My tentative plan was to go up to Aspen Grove and ride my bike along a trail from there to the top of the loop and possibly connect to part of the Ridge Trail if conditions were good. When I got to Aspen Grove things just didn't seem right, so I took a few pictures,
and then decided to head down to South Fork and ride--it just sounded like more fun, and isn't that what this type of activity should be about? I drove down the canyon thinking of ways to justify this as a Year of Timpanogos activity.
I still hadn't come up with a good tie in by the time I got to South Fork, but I got things together, hopped on the bike and headed up the trail.
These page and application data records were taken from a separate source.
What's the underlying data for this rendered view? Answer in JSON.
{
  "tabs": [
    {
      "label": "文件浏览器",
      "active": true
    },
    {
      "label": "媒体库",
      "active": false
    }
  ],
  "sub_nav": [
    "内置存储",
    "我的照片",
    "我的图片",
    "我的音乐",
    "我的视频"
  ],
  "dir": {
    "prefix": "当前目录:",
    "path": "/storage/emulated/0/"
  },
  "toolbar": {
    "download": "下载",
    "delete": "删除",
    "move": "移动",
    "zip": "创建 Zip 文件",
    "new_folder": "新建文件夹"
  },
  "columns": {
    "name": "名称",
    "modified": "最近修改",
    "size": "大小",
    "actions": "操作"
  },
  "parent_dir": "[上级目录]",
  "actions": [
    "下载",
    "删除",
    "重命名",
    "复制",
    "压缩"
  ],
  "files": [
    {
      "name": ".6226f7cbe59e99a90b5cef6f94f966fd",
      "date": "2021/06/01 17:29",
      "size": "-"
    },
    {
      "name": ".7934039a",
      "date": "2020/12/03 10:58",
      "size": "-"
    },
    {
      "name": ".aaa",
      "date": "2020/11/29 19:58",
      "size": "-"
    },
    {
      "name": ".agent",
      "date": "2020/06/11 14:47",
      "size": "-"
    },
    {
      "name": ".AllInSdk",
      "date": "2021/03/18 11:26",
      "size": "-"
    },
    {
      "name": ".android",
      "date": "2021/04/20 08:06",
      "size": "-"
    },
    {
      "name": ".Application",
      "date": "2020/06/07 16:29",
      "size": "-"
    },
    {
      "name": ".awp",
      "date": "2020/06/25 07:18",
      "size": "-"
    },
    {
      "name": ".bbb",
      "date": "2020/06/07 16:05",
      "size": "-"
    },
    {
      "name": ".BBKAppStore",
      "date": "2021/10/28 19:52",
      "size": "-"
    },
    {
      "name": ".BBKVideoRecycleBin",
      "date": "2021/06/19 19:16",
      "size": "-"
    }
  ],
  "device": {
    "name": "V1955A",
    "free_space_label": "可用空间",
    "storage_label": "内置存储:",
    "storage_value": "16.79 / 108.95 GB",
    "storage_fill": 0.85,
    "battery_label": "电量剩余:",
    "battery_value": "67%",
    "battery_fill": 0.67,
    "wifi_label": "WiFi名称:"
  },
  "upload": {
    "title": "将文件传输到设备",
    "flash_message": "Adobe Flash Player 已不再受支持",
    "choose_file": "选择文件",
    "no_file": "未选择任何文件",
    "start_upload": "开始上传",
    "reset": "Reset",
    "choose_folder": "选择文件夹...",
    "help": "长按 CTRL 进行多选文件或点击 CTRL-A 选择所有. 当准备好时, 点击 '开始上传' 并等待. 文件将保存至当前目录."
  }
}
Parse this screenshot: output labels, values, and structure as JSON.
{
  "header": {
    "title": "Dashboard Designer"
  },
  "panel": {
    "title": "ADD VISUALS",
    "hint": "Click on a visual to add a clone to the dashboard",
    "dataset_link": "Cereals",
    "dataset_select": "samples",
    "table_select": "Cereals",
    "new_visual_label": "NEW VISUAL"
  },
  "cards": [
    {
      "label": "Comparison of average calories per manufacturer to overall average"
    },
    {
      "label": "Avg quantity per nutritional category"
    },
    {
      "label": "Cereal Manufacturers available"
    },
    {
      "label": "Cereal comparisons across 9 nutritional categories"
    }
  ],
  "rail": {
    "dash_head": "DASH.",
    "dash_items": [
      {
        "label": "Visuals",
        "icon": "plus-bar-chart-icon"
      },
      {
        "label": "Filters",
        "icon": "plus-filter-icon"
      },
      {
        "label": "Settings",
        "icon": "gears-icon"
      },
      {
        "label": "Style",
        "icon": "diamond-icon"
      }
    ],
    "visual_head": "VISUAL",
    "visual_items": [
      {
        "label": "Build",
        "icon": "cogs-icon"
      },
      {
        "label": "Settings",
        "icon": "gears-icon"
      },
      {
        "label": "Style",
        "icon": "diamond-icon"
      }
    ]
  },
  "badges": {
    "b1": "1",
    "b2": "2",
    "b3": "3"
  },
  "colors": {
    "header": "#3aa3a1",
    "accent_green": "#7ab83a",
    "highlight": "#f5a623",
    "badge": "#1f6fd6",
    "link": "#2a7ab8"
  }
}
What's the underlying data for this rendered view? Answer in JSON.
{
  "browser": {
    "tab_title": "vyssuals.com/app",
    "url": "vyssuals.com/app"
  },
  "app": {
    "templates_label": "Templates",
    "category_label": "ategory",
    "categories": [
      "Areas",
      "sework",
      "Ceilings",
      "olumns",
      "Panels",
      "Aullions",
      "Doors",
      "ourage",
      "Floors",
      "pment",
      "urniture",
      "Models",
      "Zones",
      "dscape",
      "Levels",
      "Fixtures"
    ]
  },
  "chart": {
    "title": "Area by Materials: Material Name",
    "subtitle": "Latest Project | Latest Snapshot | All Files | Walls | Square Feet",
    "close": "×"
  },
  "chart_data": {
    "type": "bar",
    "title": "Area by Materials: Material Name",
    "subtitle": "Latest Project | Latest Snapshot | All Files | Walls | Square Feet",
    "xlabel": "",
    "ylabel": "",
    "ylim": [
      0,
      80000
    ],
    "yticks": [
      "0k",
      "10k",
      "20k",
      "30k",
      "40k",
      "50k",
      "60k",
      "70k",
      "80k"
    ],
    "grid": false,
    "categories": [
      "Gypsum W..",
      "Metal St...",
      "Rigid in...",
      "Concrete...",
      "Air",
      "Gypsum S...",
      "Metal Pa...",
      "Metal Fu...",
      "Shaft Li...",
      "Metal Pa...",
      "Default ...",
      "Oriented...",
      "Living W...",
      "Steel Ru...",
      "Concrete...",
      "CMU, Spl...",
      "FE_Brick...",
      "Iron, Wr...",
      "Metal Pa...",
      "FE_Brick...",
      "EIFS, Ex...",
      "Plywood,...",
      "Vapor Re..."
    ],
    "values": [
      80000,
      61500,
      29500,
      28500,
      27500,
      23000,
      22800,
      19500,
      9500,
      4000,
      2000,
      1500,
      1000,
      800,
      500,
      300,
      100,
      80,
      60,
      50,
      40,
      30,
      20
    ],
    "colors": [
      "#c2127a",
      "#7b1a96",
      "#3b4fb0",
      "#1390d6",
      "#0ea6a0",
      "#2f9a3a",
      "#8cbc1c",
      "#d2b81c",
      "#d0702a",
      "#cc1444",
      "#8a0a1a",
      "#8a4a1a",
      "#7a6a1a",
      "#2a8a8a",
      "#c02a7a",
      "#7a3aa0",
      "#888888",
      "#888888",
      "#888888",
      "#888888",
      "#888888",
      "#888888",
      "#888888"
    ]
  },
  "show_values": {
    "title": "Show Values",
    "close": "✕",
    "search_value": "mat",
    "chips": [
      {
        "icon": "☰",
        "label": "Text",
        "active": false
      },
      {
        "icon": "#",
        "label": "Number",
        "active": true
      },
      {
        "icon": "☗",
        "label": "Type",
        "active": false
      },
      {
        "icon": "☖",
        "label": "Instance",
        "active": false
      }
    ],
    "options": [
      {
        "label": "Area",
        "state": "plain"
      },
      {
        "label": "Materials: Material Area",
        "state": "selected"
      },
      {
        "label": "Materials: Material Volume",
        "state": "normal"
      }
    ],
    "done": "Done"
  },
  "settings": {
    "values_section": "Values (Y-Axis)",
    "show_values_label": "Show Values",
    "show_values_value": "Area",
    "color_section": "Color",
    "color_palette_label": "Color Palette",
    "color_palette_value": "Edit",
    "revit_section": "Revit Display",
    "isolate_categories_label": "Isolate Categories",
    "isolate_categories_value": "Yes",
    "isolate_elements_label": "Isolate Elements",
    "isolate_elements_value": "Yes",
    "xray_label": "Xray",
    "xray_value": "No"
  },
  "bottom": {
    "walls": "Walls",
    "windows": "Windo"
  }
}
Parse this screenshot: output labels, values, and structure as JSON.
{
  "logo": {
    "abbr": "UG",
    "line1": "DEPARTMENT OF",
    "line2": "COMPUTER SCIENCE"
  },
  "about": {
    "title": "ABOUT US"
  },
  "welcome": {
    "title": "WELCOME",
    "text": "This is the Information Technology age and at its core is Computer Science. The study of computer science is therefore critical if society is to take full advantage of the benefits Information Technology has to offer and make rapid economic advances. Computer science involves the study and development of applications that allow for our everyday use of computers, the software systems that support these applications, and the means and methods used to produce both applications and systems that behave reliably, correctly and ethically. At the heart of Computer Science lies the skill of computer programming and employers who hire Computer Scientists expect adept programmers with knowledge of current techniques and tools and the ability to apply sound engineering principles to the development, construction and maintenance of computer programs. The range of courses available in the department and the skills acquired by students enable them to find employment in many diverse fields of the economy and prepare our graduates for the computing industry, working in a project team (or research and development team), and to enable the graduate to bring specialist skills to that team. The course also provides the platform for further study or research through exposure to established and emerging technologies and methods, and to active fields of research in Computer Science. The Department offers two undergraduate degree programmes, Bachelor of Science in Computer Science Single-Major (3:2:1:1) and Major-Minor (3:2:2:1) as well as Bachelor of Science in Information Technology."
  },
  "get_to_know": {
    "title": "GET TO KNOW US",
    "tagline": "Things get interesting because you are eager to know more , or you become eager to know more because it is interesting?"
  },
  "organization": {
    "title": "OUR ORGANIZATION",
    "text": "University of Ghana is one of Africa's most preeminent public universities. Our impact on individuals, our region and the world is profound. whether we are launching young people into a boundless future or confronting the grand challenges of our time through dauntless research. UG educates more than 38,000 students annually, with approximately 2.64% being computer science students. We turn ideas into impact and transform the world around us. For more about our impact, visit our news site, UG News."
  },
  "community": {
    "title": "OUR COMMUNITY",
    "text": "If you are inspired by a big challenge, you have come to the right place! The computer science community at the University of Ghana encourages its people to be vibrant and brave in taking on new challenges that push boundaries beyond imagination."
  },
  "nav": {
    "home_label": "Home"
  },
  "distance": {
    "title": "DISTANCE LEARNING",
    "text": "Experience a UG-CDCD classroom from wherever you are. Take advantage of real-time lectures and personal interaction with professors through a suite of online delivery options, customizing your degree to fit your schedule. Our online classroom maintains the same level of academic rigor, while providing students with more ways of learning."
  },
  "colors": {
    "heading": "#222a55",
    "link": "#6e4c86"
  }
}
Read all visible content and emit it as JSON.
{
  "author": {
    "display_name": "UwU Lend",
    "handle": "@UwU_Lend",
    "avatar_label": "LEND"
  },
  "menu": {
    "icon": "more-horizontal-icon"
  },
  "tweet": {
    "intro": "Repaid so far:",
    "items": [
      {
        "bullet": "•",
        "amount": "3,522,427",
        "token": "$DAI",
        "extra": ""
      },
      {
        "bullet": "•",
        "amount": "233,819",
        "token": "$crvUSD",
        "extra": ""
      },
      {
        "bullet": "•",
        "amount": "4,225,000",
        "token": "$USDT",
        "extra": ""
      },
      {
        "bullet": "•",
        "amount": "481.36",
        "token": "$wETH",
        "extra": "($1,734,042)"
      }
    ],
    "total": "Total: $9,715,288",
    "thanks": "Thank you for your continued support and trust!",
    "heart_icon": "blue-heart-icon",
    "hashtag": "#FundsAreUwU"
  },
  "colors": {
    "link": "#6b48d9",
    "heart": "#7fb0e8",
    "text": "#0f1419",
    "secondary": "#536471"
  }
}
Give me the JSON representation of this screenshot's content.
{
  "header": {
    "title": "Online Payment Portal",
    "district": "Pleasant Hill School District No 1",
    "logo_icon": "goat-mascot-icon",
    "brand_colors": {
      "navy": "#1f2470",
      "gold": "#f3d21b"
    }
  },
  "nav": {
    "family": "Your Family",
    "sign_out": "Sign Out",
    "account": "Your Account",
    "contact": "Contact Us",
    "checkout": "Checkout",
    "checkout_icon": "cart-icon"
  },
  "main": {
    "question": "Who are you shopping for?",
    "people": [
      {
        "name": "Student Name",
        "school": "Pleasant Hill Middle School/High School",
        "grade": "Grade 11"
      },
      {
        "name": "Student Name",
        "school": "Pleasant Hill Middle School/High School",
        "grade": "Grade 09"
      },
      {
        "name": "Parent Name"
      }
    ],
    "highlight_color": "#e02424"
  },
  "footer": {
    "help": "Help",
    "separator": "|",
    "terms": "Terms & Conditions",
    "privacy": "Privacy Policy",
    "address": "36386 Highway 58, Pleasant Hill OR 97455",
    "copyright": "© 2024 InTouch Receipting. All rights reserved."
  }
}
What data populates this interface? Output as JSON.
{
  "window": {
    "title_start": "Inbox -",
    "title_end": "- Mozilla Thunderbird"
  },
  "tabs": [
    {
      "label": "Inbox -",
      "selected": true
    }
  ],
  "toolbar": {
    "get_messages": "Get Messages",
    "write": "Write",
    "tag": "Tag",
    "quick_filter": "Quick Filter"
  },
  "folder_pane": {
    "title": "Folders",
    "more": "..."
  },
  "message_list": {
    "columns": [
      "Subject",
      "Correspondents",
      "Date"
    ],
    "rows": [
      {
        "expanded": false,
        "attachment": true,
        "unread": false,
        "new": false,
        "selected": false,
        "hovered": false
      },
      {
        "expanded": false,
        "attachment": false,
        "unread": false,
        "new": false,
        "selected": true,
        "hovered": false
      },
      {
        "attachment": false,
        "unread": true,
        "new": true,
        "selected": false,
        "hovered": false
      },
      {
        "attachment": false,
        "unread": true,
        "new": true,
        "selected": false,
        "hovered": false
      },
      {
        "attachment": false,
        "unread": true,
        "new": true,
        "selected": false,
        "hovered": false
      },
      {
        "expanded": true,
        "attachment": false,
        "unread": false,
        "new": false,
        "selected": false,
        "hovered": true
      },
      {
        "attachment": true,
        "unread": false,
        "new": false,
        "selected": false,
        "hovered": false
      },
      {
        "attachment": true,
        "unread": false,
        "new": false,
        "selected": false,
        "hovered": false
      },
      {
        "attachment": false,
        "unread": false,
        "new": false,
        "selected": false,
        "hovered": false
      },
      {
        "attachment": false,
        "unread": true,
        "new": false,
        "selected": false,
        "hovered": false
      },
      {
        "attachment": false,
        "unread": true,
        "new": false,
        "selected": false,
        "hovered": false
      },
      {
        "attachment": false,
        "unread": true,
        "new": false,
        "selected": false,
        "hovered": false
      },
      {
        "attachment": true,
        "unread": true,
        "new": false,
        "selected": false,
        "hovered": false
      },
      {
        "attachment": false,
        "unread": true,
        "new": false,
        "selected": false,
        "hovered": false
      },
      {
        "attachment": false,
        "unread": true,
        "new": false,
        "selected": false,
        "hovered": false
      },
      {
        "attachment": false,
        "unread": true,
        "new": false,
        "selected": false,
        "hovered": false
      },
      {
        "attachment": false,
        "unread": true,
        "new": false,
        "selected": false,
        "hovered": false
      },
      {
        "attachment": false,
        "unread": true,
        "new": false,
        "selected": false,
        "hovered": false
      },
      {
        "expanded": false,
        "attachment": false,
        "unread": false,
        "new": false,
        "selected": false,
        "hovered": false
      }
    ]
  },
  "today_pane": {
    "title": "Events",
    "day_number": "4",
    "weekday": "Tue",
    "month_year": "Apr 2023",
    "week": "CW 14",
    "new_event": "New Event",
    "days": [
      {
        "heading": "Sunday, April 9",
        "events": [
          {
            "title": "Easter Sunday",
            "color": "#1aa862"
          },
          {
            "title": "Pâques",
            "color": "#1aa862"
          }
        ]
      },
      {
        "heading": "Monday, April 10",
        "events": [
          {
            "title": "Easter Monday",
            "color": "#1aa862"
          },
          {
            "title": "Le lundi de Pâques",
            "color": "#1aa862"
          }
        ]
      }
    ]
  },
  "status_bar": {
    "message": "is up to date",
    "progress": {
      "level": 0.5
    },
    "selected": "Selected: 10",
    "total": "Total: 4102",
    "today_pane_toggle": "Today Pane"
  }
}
Conditions were perfect, I had a great ride and got back to the trailhead with no satisfactory way to connect this experience to the Year of Timpanogos, but pleased to have had it.
As I rolled into the parking lot I saw this:
Now, I'm not particularly superstitious and would certainly not try to pass this off as divine intervention, but it did have a kind of deus ex machina feel to it. There I was on the last day of May trying to find a Timpanogos related activity and the Timpanogos Cyclery wagon pulls up.
I strolled over, trying to act casual, and asked what was up. Turns out they were just out and about, looking for people who might like to demo some of their bikes. It also turns out they had a new Specialized Stumpjumper Comp 29, tuned for a guy just my size and weight and were thrilled to put my pedals on the bike and let me take it out on the trail. So I did.
I call this picture, The Bike and the Beaver Dam.
Unfortunately, it didn't help with the feelings of guilt that my unfaithful wandering eye has caused me over the past year. I loved the ride. I loved the bike. I think I'll go to Sundance this month and test another 29er.
In one last attempt to tie in to the project, I stopped on the way down South Fork and took a picture of Timpanogos.